• _Exercise_
Copy every record below exactly as it stands.

• _Records shown_
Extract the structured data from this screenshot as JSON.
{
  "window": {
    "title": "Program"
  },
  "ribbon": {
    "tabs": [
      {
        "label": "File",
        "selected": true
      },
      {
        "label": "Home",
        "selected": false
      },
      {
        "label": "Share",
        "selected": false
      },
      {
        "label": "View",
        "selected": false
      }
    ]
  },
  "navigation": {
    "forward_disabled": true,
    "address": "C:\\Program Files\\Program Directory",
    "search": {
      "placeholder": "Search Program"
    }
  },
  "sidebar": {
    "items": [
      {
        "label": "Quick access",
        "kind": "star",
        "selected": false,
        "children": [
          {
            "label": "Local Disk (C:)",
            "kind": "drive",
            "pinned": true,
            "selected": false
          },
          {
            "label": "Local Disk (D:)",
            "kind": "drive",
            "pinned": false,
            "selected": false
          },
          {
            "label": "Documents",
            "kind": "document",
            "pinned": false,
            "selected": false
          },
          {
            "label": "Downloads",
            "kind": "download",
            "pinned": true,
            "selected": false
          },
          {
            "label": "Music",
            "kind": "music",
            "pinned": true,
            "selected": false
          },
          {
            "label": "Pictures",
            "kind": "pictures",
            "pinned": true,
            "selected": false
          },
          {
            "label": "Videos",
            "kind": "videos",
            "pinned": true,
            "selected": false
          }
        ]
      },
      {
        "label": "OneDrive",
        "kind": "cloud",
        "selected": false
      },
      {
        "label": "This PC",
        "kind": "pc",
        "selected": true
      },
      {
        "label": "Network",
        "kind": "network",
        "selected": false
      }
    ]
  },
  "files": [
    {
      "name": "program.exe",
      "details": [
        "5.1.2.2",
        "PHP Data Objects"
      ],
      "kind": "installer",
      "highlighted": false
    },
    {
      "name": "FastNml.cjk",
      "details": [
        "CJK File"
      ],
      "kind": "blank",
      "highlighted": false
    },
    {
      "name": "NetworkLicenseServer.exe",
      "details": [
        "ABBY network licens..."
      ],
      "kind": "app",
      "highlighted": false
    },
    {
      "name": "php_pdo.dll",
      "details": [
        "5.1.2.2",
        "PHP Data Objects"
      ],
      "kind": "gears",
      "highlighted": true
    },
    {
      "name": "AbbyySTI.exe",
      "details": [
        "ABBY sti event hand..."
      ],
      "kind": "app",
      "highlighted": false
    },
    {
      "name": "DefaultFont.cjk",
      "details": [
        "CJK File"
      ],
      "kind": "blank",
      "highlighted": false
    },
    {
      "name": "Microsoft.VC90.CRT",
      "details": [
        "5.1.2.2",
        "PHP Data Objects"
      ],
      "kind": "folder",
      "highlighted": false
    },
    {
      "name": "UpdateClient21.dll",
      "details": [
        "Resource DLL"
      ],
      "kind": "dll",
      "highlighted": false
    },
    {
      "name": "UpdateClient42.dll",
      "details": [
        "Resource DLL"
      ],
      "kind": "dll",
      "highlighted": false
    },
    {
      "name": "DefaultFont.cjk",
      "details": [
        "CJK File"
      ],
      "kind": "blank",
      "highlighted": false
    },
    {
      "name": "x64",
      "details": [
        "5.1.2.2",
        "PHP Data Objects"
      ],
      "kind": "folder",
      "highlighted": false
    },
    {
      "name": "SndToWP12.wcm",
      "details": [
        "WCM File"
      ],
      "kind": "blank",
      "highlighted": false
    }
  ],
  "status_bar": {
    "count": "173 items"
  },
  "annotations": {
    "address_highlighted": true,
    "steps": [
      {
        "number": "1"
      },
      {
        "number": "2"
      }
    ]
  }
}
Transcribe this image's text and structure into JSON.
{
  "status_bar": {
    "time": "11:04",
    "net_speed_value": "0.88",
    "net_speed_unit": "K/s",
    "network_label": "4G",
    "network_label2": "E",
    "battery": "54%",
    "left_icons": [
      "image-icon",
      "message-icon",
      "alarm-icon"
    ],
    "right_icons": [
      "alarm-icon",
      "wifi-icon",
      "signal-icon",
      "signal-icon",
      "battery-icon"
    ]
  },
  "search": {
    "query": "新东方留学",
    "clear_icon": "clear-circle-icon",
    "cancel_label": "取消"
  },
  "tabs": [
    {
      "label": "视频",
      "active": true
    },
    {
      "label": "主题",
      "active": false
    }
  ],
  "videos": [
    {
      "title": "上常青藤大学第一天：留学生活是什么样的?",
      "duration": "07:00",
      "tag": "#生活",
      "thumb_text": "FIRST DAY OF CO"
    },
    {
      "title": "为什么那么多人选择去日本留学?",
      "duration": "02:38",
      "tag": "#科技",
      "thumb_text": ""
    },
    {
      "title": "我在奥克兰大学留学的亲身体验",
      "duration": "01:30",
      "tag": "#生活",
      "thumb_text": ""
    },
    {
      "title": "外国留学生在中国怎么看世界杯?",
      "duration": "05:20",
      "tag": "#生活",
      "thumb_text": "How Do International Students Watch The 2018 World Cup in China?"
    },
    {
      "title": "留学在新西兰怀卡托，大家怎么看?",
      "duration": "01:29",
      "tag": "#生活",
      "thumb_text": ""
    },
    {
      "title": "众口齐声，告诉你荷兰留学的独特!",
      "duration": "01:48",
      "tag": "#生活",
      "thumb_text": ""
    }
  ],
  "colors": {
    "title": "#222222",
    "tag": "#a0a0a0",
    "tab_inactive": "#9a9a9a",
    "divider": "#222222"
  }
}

• _Task output_
Extract the structured data from this screenshot as JSON.
{
  "window": {
    "title": "Program"
  },
  "ribbon": {
    "tabs": [
      {
        "label": "File",
        "selected": true
      },
      {
        "label": "Home",
        "selected": false
      },
      {
        "label": "Share",
        "selected": false
      },
      {
        "label": "View",
        "selected": false
      }
    ]
  },
  "navigation": {
    "forward_disabled": true,
    "address": "C:\\Program Files\\Program Directory",
    "search": {
      "placeholder": "Search Program"
    }
  },
  "sidebar": {
    "items": [
      {
        "label": "Quick access",
        "kind": "star",
        "selected": false,
        "children": [
          {
            "label": "Local Disk (C:)",
            "kind": "drive",
            "pinned": true,
            "selected": false
          },
          {
            "label": "Local Disk (D:)",
            "kind": "drive",
            "pinned": false,
            "selected": false
          },
          {
            "label": "Documents",
            "kind": "document",
            "pinned": false,
            "selected": false
          },
          {
            "label": "Downloads",
            "kind": "download",
            "pinned": true,
            "selected": false
          },
          {
            "label": "Music",
            "kind": "music",
            "pinned": true,
            "selected": false
          },
          {
            "label": "Pictures",
            "kind": "pictures",
            "pinned": true,
            "selected": false
          },
          {
            "label": "Videos",
            "kind": "videos",
            "pinned": true,
            "selected": false
          }
        ]
      },
      {
        "label": "OneDrive",
        "kind": "cloud",
        "selected": false
      },
      {
        "label": "This PC",
        "kind": "pc",
        "selected": true
      },
      {
        "label": "Network",
        "kind": "network",
        "selected": false
      }
    ]
  },
  "files": [
    {
      "name": "program.exe",
      "details": [
        "5.1.2.2",
        "PHP Data Objects"
      ],
      "kind": "installer",
      "highlighted": false
    },
    {
      "name": "FastNml.cjk",
      "details": [
        "CJK File"
      ],
      "kind": "blank",
      "highlighted": false
    },
    {
      "name": "NetworkLicenseServer.exe",
      "details": [
        "ABBY network licens..."
      ],
      "kind": "app",
      "highlighted": false
    },
    {
      "name": "php_pdo.dll",
      "details": [
        "5.1.2.2",
        "PHP Data Objects"
      ],
      "kind": "gears",
      "highlighted": true
    },
    {
      "name": "AbbyySTI.exe",
      "details": [
        "ABBY sti event hand..."
      ],
      "kind": "app",
      "highlighted": false
    },
    {
      "name": "DefaultFont.cjk",
      "details": [
        "CJK File"
      ],
      "kind": "blank",
      "highlighted": false
    },
    {
      "name": "Microsoft.VC90.CRT",
      "details": [
        "5.1.2.2",
        "PHP Data Objects"
      ],
      "kind": "folder",
      "highlighted": false
    },
    {
      "name": "UpdateClient21.dll",
      "details": [
        "Resource DLL"
      ],
      "kind": "dll",
      "highlighted": false
    },
    {
      "name": "UpdateClient42.dll",
      "details": [
        "Resource DLL"
      ],
      "kind": "dll",
      "highlighted": false
    },
    {
      "name": "DefaultFont.cjk",
      "details": [
        "CJK File"
      ],
      "kind": "blank",
      "highlighted": false
    },
    {
      "name": "x64",
      "details": [
        "5.1.2.2",
        "PHP Data Objects"
      ],
      "kind": "folder",
      "highlighted": false
    },
    {
      "name": "SndToWP12.wcm",
      "details": [
        "WCM File"
      ],
      "kind": "blank",
      "highlighted": false
    }
  ],
  "status_bar": {
    "count": "173 items"
  },
  "annotations": {
    "address_highlighted": true,
    "steps": [
      {
        "number": "1"
      },
      {
        "number": "2"
      }
    ]
  }
}
Transcribe this image's text and structure into JSON.
{
  "status_bar": {
    "time": "11:04",
    "net_speed_value": "0.88",
    "net_speed_unit": "K/s",
    "network_label": "4G",
    "network_label2": "E",
    "battery": "54%",
    "left_icons": [
      "image-icon",
      "message-icon",
      "alarm-icon"
    ],
    "right_icons": [
      "alarm-icon",
      "wifi-icon",
      "signal-icon",
      "signal-icon",
      "battery-icon"
    ]
  },
  "search": {
    "query": "新东方留学",
    "clear_icon": "clear-circle-icon",
    "cancel_label": "取消"
  },
  "tabs": [
    {
      "label": "视频",
      "active": true
    },
    {
      "label": "主题",
      "active": false
    }
  ],
  "videos": [
    {
      "title": "上常青藤大学第一天：留学生活是什么样的?",
      "duration": "07:00",
      "tag": "#生活",
      "thumb_text": "FIRST DAY OF CO"
    },
    {
      "title": "为什么那么多人选择去日本留学?",
      "duration": "02:38",
      "tag": "#科技",
      "thumb_text": ""
    },
    {
      "title": "我在奥克兰大学留学的亲身体验",
      "duration": "01:30",
      "tag": "#生活",
      "thumb_text": ""
    },
    {
      "title": "外国留学生在中国怎么看世界杯?",
      "duration": "05:20",
      "tag": "#生活",
      "thumb_text": "How Do International Students Watch The 2018 World Cup in China?"
    },
    {
      "title": "留学在新西兰怀卡托，大家怎么看?",
      "duration": "01:29",
      "tag": "#生活",
      "thumb_text": ""
    },
    {
      "title": "众口齐声，告诉你荷兰留学的独特!",
      "duration": "01:48",
      "tag": "#生活",
      "thumb_text": ""
    }
  ],
  "colors": {
    "title": "#222222",
    "tag": "#a0a0a0",
    "tab_inactive": "#9a9a9a",
    "divider": "#222222"
  }
}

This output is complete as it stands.